◆ **Aim of the exercise**:
Exact reproductions of all the entries, please, and no pictures.

---*---

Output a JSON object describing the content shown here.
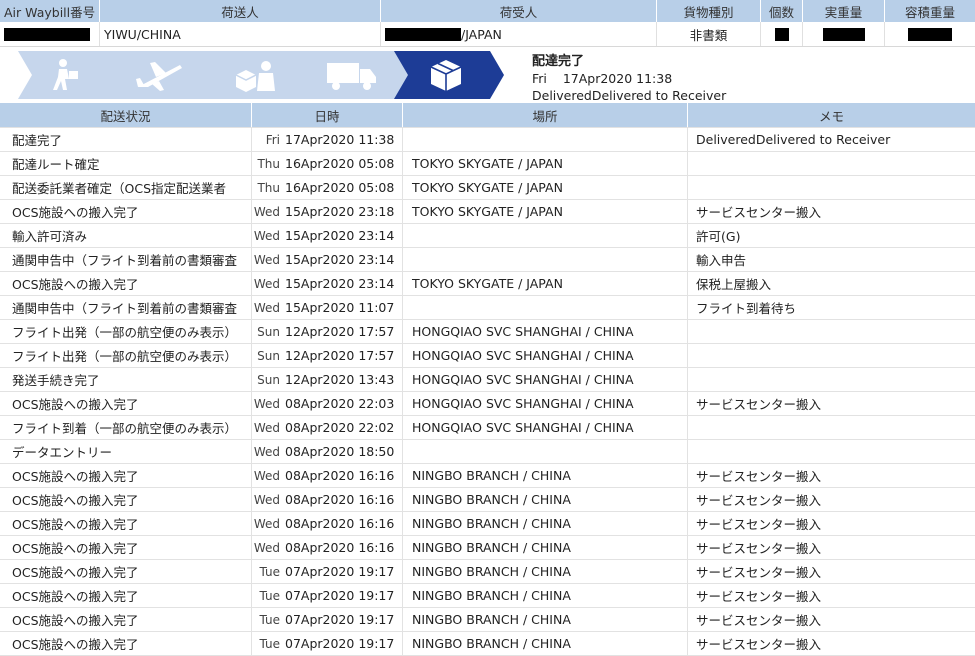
{
  "header": {
    "columns": [
      "Air Waybill番号",
      "荷送人",
      "荷受人",
      "貨物種別",
      "個数",
      "実重量",
      "容積重量"
    ],
    "shipper": "YIWU/CHINA",
    "consignee": "/JAPAN",
    "cargo_type": "非書類"
  },
  "progress": {
    "step_icons": [
      "pickup-person-icon",
      "airplane-icon",
      "customs-officer-icon",
      "delivery-truck-icon",
      "package-box-icon"
    ],
    "current_step": 5,
    "total_steps": 5,
    "status_title": "配達完了",
    "status_day": "Fri",
    "status_datetime": "17Apr2020  11:38",
    "status_detail": "DeliveredDelivered to Receiver"
  },
  "table": {
    "columns": [
      "配送状況",
      "日時",
      "場所",
      "メモ"
    ],
    "rows": [
      {
        "status": "配達完了",
        "day": "Fri",
        "datetime": "17Apr2020  11:38",
        "location": "",
        "memo": "DeliveredDelivered to Receiver"
      },
      {
        "status": "配達ルート確定",
        "day": "Thu",
        "datetime": "16Apr2020  05:08",
        "location": "TOKYO SKYGATE / JAPAN",
        "memo": ""
      },
      {
        "status": "配送委託業者確定（OCS指定配送業者",
        "day": "Thu",
        "datetime": "16Apr2020  05:08",
        "location": "TOKYO SKYGATE / JAPAN",
        "memo": ""
      },
      {
        "status": "OCS施設への搬入完了",
        "day": "Wed",
        "datetime": "15Apr2020  23:18",
        "location": "TOKYO SKYGATE / JAPAN",
        "memo": "サービスセンター搬入"
      },
      {
        "status": "輸入許可済み",
        "day": "Wed",
        "datetime": "15Apr2020  23:14",
        "location": "",
        "memo": "許可(G)"
      },
      {
        "status": "通関申告中（フライト到着前の書類審査",
        "day": "Wed",
        "datetime": "15Apr2020  23:14",
        "location": "",
        "memo": "輸入申告"
      },
      {
        "status": "OCS施設への搬入完了",
        "day": "Wed",
        "datetime": "15Apr2020  23:14",
        "location": "TOKYO SKYGATE / JAPAN",
        "memo": "保税上屋搬入"
      },
      {
        "status": "通関申告中（フライト到着前の書類審査",
        "day": "Wed",
        "datetime": "15Apr2020  11:07",
        "location": "",
        "memo": "フライト到着待ち"
      },
      {
        "status": "フライト出発（一部の航空便のみ表示）",
        "day": "Sun",
        "datetime": "12Apr2020  17:57",
        "location": "HONGQIAO SVC SHANGHAI / CHINA",
        "memo": ""
      },
      {
        "status": "フライト出発（一部の航空便のみ表示）",
        "day": "Sun",
        "datetime": "12Apr2020  17:57",
        "location": "HONGQIAO SVC SHANGHAI / CHINA",
        "memo": ""
      },
      {
        "status": "発送手続き完了",
        "day": "Sun",
        "datetime": "12Apr2020  13:43",
        "location": "HONGQIAO SVC SHANGHAI / CHINA",
        "memo": ""
      },
      {
        "status": "OCS施設への搬入完了",
        "day": "Wed",
        "datetime": "08Apr2020  22:03",
        "location": "HONGQIAO SVC SHANGHAI / CHINA",
        "memo": "サービスセンター搬入"
      },
      {
        "status": "フライト到着（一部の航空便のみ表示）",
        "day": "Wed",
        "datetime": "08Apr2020  22:02",
        "location": "HONGQIAO SVC SHANGHAI / CHINA",
        "memo": ""
      },
      {
        "status": "データエントリー",
        "day": "Wed",
        "datetime": "08Apr2020  18:50",
        "location": "",
        "memo": ""
      },
      {
        "status": "OCS施設への搬入完了",
        "day": "Wed",
        "datetime": "08Apr2020  16:16",
        "location": "NINGBO BRANCH / CHINA",
        "memo": "サービスセンター搬入"
      },
      {
        "status": "OCS施設への搬入完了",
        "day": "Wed",
        "datetime": "08Apr2020  16:16",
        "location": "NINGBO BRANCH / CHINA",
        "memo": "サービスセンター搬入"
      },
      {
        "status": "OCS施設への搬入完了",
        "day": "Wed",
        "datetime": "08Apr2020  16:16",
        "location": "NINGBO BRANCH / CHINA",
        "memo": "サービスセンター搬入"
      },
      {
        "status": "OCS施設への搬入完了",
        "day": "Wed",
        "datetime": "08Apr2020  16:16",
        "location": "NINGBO BRANCH / CHINA",
        "memo": "サービスセンター搬入"
      },
      {
        "status": "OCS施設への搬入完了",
        "day": "Tue",
        "datetime": "07Apr2020  19:17",
        "location": "NINGBO BRANCH / CHINA",
        "memo": "サービスセンター搬入"
      },
      {
        "status": "OCS施設への搬入完了",
        "day": "Tue",
        "datetime": "07Apr2020  19:17",
        "location": "NINGBO BRANCH / CHINA",
        "memo": "サービスセンター搬入"
      },
      {
        "status": "OCS施設への搬入完了",
        "day": "Tue",
        "datetime": "07Apr2020  19:17",
        "location": "NINGBO BRANCH / CHINA",
        "memo": "サービスセンター搬入"
      },
      {
        "status": "OCS施設への搬入完了",
        "day": "Tue",
        "datetime": "07Apr2020  19:17",
        "location": "NINGBO BRANCH / CHINA",
        "memo": "サービスセンター搬入"
      }
    ]
  },
  "colors": {
    "header_bg": "#b8cfe8",
    "step_inactive": "#c6d6ec",
    "step_active": "#1d3c96"
  }
}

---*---

◆ **Response to the exercise**:
Output a JSON object describing the content shown here.
{
  "header": {
    "columns": [
      "Air Waybill番号",
      "荷送人",
      "荷受人",
      "貨物種別",
      "個数",
      "実重量",
      "容積重量"
    ],
    "shipper": "YIWU/CHINA",
    "consignee": "/JAPAN",
    "cargo_type": "非書類"
  },
  "progress": {
    "step_icons": [
      "pickup-person-icon",
      "airplane-icon",
      "customs-officer-icon",
      "delivery-truck-icon",
      "package-box-icon"
    ],
    "current_step": 5,
    "total_steps": 5,
    "status_title": "配達完了",
    "status_day": "Fri",
    "status_datetime": "17Apr2020  11:38",
    "status_detail": "DeliveredDelivered to Receiver"
  },
  "table": {
    "columns": [
      "配送状況",
      "日時",
      "場所",
      "メモ"
    ],
    "rows": [
      {
        "status": "配達完了",
        "day": "Fri",
        "datetime": "17Apr2020  11:38",
        "location": "",
        "memo": "DeliveredDelivered to Receiver"
      },
      {
        "status": "配達ルート確定",
        "day": "Thu",
        "datetime": "16Apr2020  05:08",
        "location": "TOKYO SKYGATE / JAPAN",
        "memo": ""
      },
      {
        "status": "配送委託業者確定（OCS指定配送業者",
        "day": "Thu",
        "datetime": "16Apr2020  05:08",
        "location": "TOKYO SKYGATE / JAPAN",
        "memo": ""
      },
      {
        "status": "OCS施設への搬入完了",
        "day": "Wed",
        "datetime": "15Apr2020  23:18",
        "location": "TOKYO SKYGATE / JAPAN",
        "memo": "サービスセンター搬入"
      },
      {
        "status": "輸入許可済み",
        "day": "Wed",
        "datetime": "15Apr2020  23:14",
        "location": "",
        "memo": "許可(G)"
      },
      {
        "status": "通関申告中（フライト到着前の書類審査",
        "day": "Wed",
        "datetime": "15Apr2020  23:14",
        "location": "",
        "memo": "輸入申告"
      },
      {
        "status": "OCS施設への搬入完了",
        "day": "Wed",
        "datetime": "15Apr2020  23:14",
        "location": "TOKYO SKYGATE / JAPAN",
        "memo": "保税上屋搬入"
      },
      {
        "status": "通関申告中（フライト到着前の書類審査",
        "day": "Wed",
        "datetime": "15Apr2020  11:07",
        "location": "",
        "memo": "フライト到着待ち"
      },
      {
        "status": "フライト出発（一部の航空便のみ表示）",
        "day": "Sun",
        "datetime": "12Apr2020  17:57",
        "location": "HONGQIAO SVC SHANGHAI / CHINA",
        "memo": ""
      },
      {
        "status": "フライト出発（一部の航空便のみ表示）",
        "day": "Sun",
        "datetime": "12Apr2020  17:57",
        "location": "HONGQIAO SVC SHANGHAI / CHINA",
        "memo": ""
      },
      {
        "status": "発送手続き完了",
        "day": "Sun",
        "datetime": "12Apr2020  13:43",
        "location": "HONGQIAO SVC SHANGHAI / CHINA",
        "memo": ""
      },
      {
        "status": "OCS施設への搬入完了",
        "day": "Wed",
        "datetime": "08Apr2020  22:03",
        "location": "HONGQIAO SVC SHANGHAI / CHINA",
        "memo": "サービスセンター搬入"
      },
      {
        "status": "フライト到着（一部の航空便のみ表示）",
        "day": "Wed",
        "datetime": "08Apr2020  22:02",
        "location": "HONGQIAO SVC SHANGHAI / CHINA",
        "memo": ""
      },
      {
        "status": "データエントリー",
        "day": "Wed",
        "datetime": "08Apr2020  18:50",
        "location": "",
        "memo": ""
      },
      {
        "status": "OCS施設への搬入完了",
        "day": "Wed",
        "datetime": "08Apr2020  16:16",
        "location": "NINGBO BRANCH / CHINA",
        "memo": "サービスセンター搬入"
      },
      {
        "status": "OCS施設への搬入完了",
        "day": "Wed",
        "datetime": "08Apr2020  16:16",
        "location": "NINGBO BRANCH / CHINA",
        "memo": "サービスセンター搬入"
      },
      {
        "status": "OCS施設への搬入完了",
        "day": "Wed",
        "datetime": "08Apr2020  16:16",
        "location": "NINGBO BRANCH / CHINA",
        "memo": "サービスセンター搬入"
      },
      {
        "status": "OCS施設への搬入完了",
        "day": "Wed",
        "datetime": "08Apr2020  16:16",
        "location": "NINGBO BRANCH / CHINA",
        "memo": "サービスセンター搬入"
      },
      {
        "status": "OCS施設への搬入完了",
        "day": "Tue",
        "datetime": "07Apr2020  19:17",
        "location": "NINGBO BRANCH / CHINA",
        "memo": "サービスセンター搬入"
      },
      {
        "status": "OCS施設への搬入完了",
        "day": "Tue",
        "datetime": "07Apr2020  19:17",
        "location": "NINGBO BRANCH / CHINA",
        "memo": "サービスセンター搬入"
      },
      {
        "status": "OCS施設への搬入完了",
        "day": "Tue",
        "datetime": "07Apr2020  19:17",
        "location": "NINGBO BRANCH / CHINA",
        "memo": "サービスセンター搬入"
      },
      {
        "status": "OCS施設への搬入完了",
        "day": "Tue",
        "datetime": "07Apr2020  19:17",
        "location": "NINGBO BRANCH / CHINA",
        "memo": "サービスセンター搬入"
      }
    ]
  },
  "colors": {
    "header_bg": "#b8cfe8",
    "step_inactive": "#c6d6ec",
    "step_active": "#1d3c96"
  }
}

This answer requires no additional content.